Step 1: Configure Your Tire Pressure
Start by lowering the tire pressure to a level suitable for the terrain. Professionals use 15 to 20 PSI for sand dunes and 20 to 25 PSI for mud and rocky surfaces.
Some situations require you to drop pressures lower. Reducing PSI below 15 increases the contact area between the tire and the terrain, offering more grip. However, it also increases the risk of wheel rim damage, particularly when going over drops or rugged ground.
Step 2: Park Your Vehicle
The next step is to park your 4x4 and move the gear stick to “park” or “neutral.” Shifting to this position allows the transfer case to change the gear ratios and torque to the front and rear wheels.
Step 3: Use Your Button Or Dial To Switch To 4 Low Mode
Next, you’ll need to use a dial or button on your vehicle to switch to 4-low mode. The appearance varies according to the manufacturer, so always check your vehicle’s handbook.
Once you press the button, you should notice an indicator light on your instrument cluster, usually “4L” or a close variation. When it appears, 4-low is ready to use.
Step 4: Shift Into First Gear
Once you’re sure the transmission is in 4-low mode, put your foot on the brake and shift into first gear. You should notice you have more traction than before to tackle the terrain.
Once you activate 4-low, you don’t need to do much more than watch your vehicle’s wheel placement. If you drive a Jeep, Toyota, GMC, or Land Rover, you should now find it easier to traverse along muddy banks and up steep, rocky hills. You should also notice the engine requires less revving for the same effect.

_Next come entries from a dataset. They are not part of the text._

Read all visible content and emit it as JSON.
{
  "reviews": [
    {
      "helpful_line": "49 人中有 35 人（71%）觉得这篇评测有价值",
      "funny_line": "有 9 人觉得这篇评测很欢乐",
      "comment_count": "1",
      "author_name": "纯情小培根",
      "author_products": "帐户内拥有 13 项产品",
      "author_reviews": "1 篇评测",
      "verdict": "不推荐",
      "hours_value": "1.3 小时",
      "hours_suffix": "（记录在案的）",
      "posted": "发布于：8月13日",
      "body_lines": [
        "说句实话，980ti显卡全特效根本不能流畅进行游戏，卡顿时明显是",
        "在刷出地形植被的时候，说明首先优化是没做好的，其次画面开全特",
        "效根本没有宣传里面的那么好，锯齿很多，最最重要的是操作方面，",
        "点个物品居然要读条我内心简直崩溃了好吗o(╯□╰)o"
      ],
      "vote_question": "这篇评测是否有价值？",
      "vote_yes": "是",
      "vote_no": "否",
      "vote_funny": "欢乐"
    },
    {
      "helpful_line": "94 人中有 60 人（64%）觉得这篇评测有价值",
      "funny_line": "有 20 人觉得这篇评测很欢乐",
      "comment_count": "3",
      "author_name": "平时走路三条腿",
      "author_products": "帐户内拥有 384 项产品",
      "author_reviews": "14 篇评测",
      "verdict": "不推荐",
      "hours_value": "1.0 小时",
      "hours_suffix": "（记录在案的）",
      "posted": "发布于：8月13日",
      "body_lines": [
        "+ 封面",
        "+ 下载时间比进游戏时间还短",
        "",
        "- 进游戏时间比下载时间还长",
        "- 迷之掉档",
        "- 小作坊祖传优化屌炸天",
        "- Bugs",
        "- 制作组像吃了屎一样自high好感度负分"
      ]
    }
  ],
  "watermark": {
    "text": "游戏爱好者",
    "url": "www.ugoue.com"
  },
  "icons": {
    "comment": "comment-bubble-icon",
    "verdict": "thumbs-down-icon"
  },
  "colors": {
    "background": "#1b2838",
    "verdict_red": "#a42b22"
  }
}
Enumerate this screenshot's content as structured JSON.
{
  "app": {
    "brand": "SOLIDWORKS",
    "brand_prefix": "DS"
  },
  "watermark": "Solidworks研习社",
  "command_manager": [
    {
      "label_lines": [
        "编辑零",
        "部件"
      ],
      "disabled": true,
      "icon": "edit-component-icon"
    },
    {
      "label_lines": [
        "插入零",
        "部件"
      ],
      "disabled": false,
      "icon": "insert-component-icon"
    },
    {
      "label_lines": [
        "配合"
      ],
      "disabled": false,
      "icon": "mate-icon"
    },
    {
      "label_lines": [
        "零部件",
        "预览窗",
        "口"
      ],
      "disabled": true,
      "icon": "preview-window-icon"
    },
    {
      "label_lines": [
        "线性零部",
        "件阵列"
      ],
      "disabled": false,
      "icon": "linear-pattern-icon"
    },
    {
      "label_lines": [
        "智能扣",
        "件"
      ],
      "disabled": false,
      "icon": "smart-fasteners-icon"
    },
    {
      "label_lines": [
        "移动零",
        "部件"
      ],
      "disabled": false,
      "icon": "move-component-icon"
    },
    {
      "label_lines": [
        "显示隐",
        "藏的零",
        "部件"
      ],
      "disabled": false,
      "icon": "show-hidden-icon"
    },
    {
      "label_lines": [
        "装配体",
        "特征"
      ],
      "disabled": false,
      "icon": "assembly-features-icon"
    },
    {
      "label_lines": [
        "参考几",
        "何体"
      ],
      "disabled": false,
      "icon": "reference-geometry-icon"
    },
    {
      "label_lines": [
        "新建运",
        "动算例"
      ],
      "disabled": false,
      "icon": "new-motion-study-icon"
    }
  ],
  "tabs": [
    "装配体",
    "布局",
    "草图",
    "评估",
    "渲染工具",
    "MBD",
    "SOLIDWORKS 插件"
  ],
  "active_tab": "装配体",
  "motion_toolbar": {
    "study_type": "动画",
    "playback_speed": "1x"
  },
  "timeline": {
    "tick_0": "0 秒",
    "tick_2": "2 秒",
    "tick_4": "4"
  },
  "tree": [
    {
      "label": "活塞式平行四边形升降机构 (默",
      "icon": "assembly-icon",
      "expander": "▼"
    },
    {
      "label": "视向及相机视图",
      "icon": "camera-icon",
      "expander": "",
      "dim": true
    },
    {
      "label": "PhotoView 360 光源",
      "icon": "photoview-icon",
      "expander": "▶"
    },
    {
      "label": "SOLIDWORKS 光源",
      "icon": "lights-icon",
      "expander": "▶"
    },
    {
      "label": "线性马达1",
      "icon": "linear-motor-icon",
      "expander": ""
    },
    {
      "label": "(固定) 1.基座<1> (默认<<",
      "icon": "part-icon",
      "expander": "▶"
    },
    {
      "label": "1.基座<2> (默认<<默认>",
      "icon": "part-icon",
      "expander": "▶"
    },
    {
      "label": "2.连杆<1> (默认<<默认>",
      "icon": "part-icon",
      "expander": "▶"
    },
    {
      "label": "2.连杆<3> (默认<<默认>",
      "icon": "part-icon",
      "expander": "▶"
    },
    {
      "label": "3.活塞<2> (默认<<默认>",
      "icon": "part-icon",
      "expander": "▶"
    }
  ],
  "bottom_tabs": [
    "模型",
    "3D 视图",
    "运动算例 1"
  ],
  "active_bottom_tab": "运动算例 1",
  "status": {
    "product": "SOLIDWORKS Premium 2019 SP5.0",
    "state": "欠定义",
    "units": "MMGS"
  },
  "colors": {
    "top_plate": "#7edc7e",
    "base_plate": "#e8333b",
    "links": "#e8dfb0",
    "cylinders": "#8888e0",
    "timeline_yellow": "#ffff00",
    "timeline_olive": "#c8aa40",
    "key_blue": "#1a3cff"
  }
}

In summary, 4-low and 4-high are different gear ratio settings on 4x4 vehicles. 4-high is for regular driving and mild off-roading, while 4-low is better for the most intense overlanding situations.
You shouldn’t use 4-low on the highway or at high speeds because it can damage the transmission and transfer box. Likewise, avoid using 4-high when traversing rivers, mud, bog, marsh, sand dunes, rocks, and steep inclines. It might not provide enough power, leaving you stranded.
Regardless of your transmission, getting stuck is inevitable for off-roaders. At some point, you will strand your vehicle and need a winch or rope to pull it out.
Fortunately, Rhino USA offers a range of recovery kits and gear to help you out of sticky situations, including kinetic ropes, tow straps, and folding survival shovels. Products are made to the highest quality and come with a lifetime warranty.